The Chargers appear set at running back with Ryan Mathews, Danny Woodhead and Ronnie Brown. But it is possible McCoy views McGahee as an upgrade over Brown, especially since Brown's role as third-down back is expected to be usurped by Woodhead.
McGahee is the powerful, one-cut runner San Diego is missing in its rotation. His toughness and leadership will make Tom Telesco consider him at the very least. If he does sign, it would only add more heat to a Chargers-Broncos rivalry that escalated this offseason when Louis Vasquez, Quentin Jammer and Shaun Phillips all joined the reigning division champions.
The Right Pairing
The Chargers spent time this week looking at different combinations on the offensive line. But one thing is clear: the team likes the pairing of RT D.J. Fluker and converted guard Jeromey Clary.
Coach McCoy has resisted suggestions that Fluker begin his career inside at guard, which would prevent him from having to play in space and deal with speed rushers off the edge. The Chargers brass recognizes that tackle is the premium position and wants Fluker to grow into a dominant player there. That is why it makes sense to let Fluker line up next to Clary, who has made 78 starts at right tackle. Clary is a heady player who will make sure Fluker always knows his assignments and keys.
The alignment should also help Clary, whose most glaring weaknesses are a lack of foot-speed and athleticism. He has two years left on his contract -- $4 million in 2013 and $4.55 million in 2014 -- and must excel in his new role to justify San Diego's decision to keep him. If Clary flounders, McCoy will pick his guards from a group that includes Chad Rinehart, Rich Ohrnberger, Johnnie Troutman and Steve Schilling.
What's up, Doc?
Chargers doctor David Chao stepped down this week and will be replaced by Christopher Wahl, the chief of sports medicine at the UC San Diego Health System. The team must hope Wahl is not nearly as busy as his predecessor, who performed more than 200 surgeries on Chargers players over the last 10 years.
This year's Chargers team is low on depth in several key areas, especially defensive line, outside linebacker and cornerback. An injury to a key player at any one of those positions would be devastating.
New strength and conditioning coach Kent Johnston is also taking a proactive role in helping stem the tide of injuries that has devastated the team in recent seasons.
Are the Chargers better off without Dr. Chao? Discuss inside the message boards.
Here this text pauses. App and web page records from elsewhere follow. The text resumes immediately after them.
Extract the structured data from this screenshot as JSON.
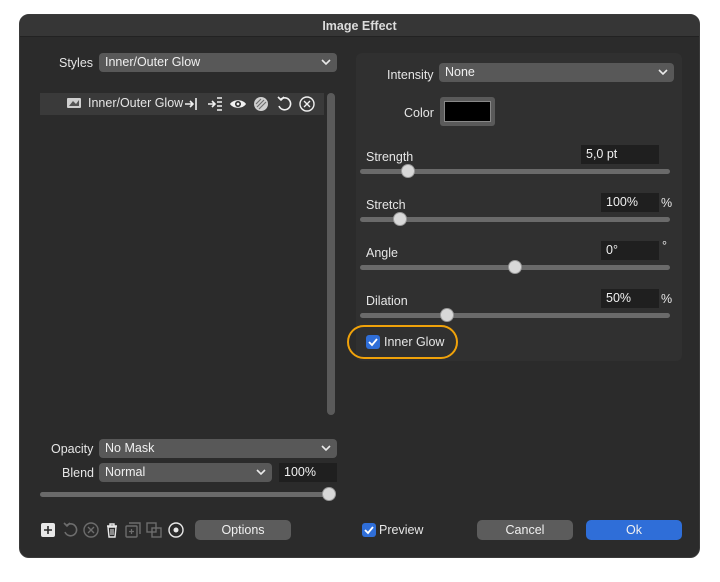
{
  "window": {
    "title": "Image Effect"
  },
  "left": {
    "styles_label": "Styles",
    "styles_value": "Inner/Outer Glow",
    "list_item": "Inner/Outer Glow",
    "opacity_label": "Opacity",
    "opacity_value": "No Mask",
    "blend_label": "Blend",
    "blend_value": "Normal",
    "blend_percent": "100%",
    "opacity_slider_fraction": 1.0,
    "options_label": "Options"
  },
  "right": {
    "intensity_label": "Intensity",
    "intensity_value": "None",
    "color_label": "Color",
    "color_swatch": "#000000",
    "strength_label": "Strength",
    "strength_value": "5,0 pt",
    "strength_fraction": 0.14,
    "stretch_label": "Stretch",
    "stretch_value": "100%",
    "stretch_unit": "%",
    "stretch_fraction": 0.11,
    "angle_label": "Angle",
    "angle_value": "0°",
    "angle_unit": "°",
    "angle_fraction": 0.5,
    "dilation_label": "Dilation",
    "dilation_value": "50%",
    "dilation_unit": "%",
    "dilation_fraction": 0.27,
    "inner_glow_label": "Inner Glow",
    "inner_glow_checked": true
  },
  "footer": {
    "preview_label": "Preview",
    "preview_checked": true,
    "cancel_label": "Cancel",
    "ok_label": "Ok"
  },
  "colors": {
    "accent": "#2f6ed8",
    "highlight": "#f0a20a"
  },
  "icons": [
    "add-icon",
    "reset-icon",
    "clear-icon",
    "trash-icon",
    "duplicate-icon",
    "merge-icon",
    "target-icon",
    "fx-icon",
    "move-in-icon",
    "move-list-icon",
    "eye-icon",
    "layers-icon",
    "undo-icon",
    "close-circle-icon"
  ]
}
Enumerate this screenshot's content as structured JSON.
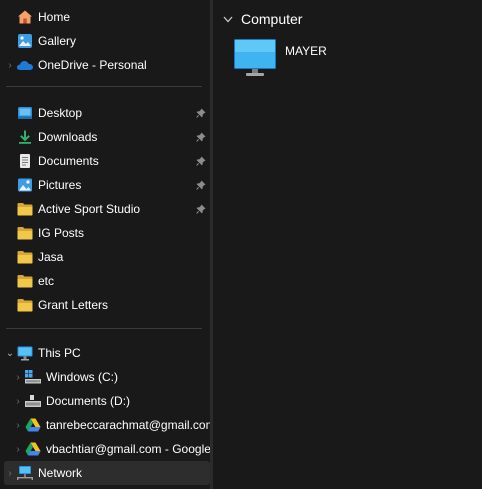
{
  "sidebar": {
    "top_items": [
      {
        "label": "Home",
        "icon": "home-icon"
      },
      {
        "label": "Gallery",
        "icon": "gallery-icon"
      },
      {
        "label": "OneDrive - Personal",
        "icon": "onedrive-icon"
      }
    ],
    "quick_access": [
      {
        "label": "Desktop",
        "icon": "desktop-folder-icon",
        "pinned": true
      },
      {
        "label": "Downloads",
        "icon": "downloads-icon",
        "pinned": true
      },
      {
        "label": "Documents",
        "icon": "documents-icon",
        "pinned": true
      },
      {
        "label": "Pictures",
        "icon": "pictures-icon",
        "pinned": true
      },
      {
        "label": "Active Sport Studio",
        "icon": "folder-icon",
        "pinned": true
      },
      {
        "label": "IG Posts",
        "icon": "folder-icon",
        "pinned": false
      },
      {
        "label": "Jasa",
        "icon": "folder-icon",
        "pinned": false
      },
      {
        "label": "etc",
        "icon": "folder-icon",
        "pinned": false
      },
      {
        "label": "Grant Letters",
        "icon": "folder-icon",
        "pinned": false
      }
    ],
    "this_pc": {
      "label": "This PC",
      "icon": "this-pc-icon",
      "expanded": true
    },
    "drives": [
      {
        "label": "Windows (C:)",
        "icon": "windows-drive-icon"
      },
      {
        "label": "Documents (D:)",
        "icon": "drive-icon"
      },
      {
        "label": "tanrebeccarachmat@gmail.com - Google Drive",
        "icon": "google-drive-icon"
      },
      {
        "label": "vbachtiar@gmail.com - Google Drive",
        "icon": "google-drive-icon"
      }
    ],
    "network": {
      "label": "Network",
      "icon": "network-icon",
      "selected": true
    }
  },
  "main": {
    "section_title": "Computer",
    "items": [
      {
        "label": "MAYER",
        "icon": "computer-monitor-icon"
      }
    ]
  },
  "colors": {
    "background": "#191919",
    "selected": "#2d2d2d",
    "folder": "#f2c84b",
    "accent_blue": "#1e90e0"
  }
}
Michael Lombardo is a long-time contributor to the Scout.com network. His analysis has been published by the NFL Network, Fox Sports and MySpace Sports. He has followed the Chargers for more than 16 years and covered the team since 2003. You can see more of his updates by following him on twitter.